The evaluation step focuses upon measuring program effectiveness. A sales training program represents investments of time, money, and effort—sales management expects returns commensurate with the investment. However, measuring sales training effectiveness is not easy, but it is possible to gauge, somewhat roughly, program effectiveness. The starting point is to compare the program’s aims with the results, but the core of the measurement difficulty is in determining training results. Results, such as improved selling performance, for instance, may not show up until months later. Management approaches the measuring problem by making certain comparisons, such as the length of time new sales personnel (who have completed initial sales training) taken to attain the productivity level of the experienced salesperson, the performance against standards of trained and untrained sales personnel, and the respective training histories of the best and worst performers. Some companies plot each salesperson’s sales records on a before-and-after training basis, generally converting them to market share percentages.

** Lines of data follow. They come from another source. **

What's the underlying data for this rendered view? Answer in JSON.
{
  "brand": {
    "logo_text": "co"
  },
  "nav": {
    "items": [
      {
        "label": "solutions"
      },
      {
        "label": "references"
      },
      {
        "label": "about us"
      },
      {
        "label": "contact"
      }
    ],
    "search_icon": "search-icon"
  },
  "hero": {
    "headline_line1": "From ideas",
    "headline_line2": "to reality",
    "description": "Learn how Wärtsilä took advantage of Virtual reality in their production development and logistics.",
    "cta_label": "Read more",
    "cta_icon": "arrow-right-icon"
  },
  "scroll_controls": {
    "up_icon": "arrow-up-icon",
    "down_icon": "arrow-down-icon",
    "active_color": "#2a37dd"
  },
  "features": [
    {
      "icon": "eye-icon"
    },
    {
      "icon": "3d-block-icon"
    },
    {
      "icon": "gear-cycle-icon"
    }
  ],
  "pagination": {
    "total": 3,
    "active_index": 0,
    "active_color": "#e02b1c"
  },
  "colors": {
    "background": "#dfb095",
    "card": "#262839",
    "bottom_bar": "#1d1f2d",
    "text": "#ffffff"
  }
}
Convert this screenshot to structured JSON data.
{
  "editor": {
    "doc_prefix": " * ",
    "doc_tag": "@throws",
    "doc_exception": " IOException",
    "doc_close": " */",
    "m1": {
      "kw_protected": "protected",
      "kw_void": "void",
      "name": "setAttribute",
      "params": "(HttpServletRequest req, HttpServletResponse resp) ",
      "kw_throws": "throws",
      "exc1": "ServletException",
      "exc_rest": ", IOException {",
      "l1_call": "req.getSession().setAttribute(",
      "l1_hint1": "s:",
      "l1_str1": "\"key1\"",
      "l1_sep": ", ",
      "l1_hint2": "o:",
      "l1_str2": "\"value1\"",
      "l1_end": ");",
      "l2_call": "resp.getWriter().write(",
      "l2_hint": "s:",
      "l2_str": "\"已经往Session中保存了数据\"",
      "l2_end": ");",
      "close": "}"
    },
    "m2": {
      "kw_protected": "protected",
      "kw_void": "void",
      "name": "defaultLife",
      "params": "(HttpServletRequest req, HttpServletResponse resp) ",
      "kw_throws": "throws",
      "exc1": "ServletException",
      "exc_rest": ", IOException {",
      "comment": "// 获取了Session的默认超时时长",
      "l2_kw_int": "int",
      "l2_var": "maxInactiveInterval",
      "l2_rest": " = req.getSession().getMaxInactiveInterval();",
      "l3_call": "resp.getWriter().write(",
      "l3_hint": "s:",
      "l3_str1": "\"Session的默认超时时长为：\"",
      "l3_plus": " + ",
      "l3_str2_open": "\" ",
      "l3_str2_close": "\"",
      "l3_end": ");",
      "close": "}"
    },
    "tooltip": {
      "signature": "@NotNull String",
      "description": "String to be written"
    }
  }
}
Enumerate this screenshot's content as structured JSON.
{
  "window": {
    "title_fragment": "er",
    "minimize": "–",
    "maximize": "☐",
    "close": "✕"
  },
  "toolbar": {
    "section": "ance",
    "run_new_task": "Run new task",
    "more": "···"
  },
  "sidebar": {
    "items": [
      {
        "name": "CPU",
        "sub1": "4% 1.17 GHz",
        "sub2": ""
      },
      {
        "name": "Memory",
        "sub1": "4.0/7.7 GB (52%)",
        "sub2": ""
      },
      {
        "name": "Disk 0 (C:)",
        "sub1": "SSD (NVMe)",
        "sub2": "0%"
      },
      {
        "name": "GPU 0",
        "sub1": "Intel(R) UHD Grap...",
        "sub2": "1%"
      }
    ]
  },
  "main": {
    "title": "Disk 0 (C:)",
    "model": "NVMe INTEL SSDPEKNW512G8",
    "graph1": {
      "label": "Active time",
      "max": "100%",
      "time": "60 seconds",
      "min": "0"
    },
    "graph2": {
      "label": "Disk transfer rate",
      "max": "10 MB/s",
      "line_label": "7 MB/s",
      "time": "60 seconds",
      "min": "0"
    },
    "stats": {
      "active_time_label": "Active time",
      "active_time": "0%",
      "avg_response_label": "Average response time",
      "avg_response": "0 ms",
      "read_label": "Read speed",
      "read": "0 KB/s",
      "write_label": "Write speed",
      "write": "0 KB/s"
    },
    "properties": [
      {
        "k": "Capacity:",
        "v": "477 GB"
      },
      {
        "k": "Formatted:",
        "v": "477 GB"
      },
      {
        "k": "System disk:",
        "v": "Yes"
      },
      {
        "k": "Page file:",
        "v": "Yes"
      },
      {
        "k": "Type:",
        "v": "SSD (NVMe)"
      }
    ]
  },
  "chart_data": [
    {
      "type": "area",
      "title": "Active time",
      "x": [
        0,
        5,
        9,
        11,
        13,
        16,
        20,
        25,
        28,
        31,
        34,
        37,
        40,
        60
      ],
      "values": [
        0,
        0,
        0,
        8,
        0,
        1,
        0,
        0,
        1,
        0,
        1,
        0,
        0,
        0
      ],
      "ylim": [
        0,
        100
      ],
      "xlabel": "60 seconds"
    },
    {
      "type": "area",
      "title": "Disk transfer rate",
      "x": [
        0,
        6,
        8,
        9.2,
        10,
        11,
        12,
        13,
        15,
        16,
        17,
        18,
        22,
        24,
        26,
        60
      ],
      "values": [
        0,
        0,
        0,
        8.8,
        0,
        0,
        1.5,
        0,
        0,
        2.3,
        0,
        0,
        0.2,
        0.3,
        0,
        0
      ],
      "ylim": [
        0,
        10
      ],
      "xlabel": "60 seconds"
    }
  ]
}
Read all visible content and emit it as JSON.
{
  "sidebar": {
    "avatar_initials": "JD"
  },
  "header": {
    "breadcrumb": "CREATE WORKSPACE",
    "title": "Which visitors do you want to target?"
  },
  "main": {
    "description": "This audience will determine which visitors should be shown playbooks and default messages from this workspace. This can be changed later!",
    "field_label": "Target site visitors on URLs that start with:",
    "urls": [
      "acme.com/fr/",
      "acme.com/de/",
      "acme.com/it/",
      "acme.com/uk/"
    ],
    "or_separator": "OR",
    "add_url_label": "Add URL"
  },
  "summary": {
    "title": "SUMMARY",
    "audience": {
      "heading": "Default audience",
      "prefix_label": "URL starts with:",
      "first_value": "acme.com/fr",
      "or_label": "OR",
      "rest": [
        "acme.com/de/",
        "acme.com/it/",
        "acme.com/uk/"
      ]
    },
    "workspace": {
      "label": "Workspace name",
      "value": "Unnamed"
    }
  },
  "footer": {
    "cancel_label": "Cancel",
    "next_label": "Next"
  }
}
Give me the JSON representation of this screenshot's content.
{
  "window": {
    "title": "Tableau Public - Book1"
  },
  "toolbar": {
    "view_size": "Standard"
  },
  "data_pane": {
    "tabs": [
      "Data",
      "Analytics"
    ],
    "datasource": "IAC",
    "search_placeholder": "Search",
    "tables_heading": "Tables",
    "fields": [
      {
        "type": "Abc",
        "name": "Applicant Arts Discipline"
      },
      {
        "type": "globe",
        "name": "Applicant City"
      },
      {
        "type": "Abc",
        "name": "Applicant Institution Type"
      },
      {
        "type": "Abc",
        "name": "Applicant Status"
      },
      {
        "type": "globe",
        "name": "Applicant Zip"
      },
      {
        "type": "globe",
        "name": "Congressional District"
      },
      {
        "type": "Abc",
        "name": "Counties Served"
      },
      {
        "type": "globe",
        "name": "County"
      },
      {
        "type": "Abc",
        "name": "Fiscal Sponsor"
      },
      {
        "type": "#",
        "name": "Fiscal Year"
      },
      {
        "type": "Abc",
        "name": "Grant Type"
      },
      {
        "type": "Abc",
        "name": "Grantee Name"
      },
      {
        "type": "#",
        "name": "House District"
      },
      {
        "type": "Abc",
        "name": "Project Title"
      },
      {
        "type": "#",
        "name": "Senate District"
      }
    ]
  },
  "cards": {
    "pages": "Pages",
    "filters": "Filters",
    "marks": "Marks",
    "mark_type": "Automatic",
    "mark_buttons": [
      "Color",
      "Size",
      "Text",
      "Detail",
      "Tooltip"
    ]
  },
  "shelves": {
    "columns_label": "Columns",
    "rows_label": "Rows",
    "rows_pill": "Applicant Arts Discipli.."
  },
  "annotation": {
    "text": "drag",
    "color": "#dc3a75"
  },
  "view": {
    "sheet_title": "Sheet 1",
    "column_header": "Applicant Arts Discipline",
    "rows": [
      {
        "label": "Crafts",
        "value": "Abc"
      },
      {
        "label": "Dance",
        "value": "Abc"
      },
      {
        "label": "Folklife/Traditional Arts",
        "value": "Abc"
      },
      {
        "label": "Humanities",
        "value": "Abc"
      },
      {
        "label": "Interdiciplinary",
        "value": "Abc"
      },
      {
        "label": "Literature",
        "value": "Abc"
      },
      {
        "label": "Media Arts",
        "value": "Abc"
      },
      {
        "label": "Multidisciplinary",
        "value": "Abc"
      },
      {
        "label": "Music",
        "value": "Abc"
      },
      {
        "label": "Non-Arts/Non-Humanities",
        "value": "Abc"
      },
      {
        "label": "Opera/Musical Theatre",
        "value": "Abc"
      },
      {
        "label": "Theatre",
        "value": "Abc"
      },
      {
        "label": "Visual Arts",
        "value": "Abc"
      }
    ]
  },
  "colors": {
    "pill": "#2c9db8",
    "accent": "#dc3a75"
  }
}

However, any evaluation of training effectiveness based on sales records is an approximation. Territorial sales volumes are influenced not only by personal selling but by advertising, competitors’ activities, economic fluctuations, and similar factors. No known analytical technique exists for precise isolation of the influence of these factors.
Other approaches to measuring program effectiveness are in use. Some companies use written tests (on a before-and-after training basis) to determine how much trainees have learned. This is appropriate for measuring improvements in amount and depth of product knowledge, for instance, but reveals little about the trainee’s ability to apply this in the field. Other firms send observers to work with sales personnel who have completed training programs and to report the extent to which trainees are applying what was taught in programs. Still other companies solicit customers for their reactions to a salesperson’s performance after training. None of these approaches produces precise evaluative data. They provide indications as to whether results are positive or not.
Management measures the effectiveness of training programs while they are in progress and upon completion. The purpose is to obtain insight for improving the effectiveness of future programs. Tests and examinations measure trainee retention of materials presented, most appropriately when trainees are to memorize certain information, as product specifications and applications. There is little value in using tests and examinations for evaluating training in sales techniques; performance in role-playing assignments is a better approach. Trainers in some companies rate each trainee’s performance in role plays, demonstrations, and other discussions. Necessarily, these are subjective ratings, but they provide learning incentives. Similarly, the practice of requiring trainees to rate each trainer’s performance, either in each session or in the total program, is spreading. This may stimulate trainers to improve their effectiveness. Many sales executives, however, argue that trainees are in no position to judge the trainers’ effectiveness until they gain additional field experience. Many companies also ask trainees to evaluate training programs after they return to their territories.
Source: Richard R. Still, Edward W. Cundliff, Normal A. P Govoni, Sandeep Puri (2017), Sales and Distribution Management: Decisions, Strategies, and Cases, Pearson; Sixth edition.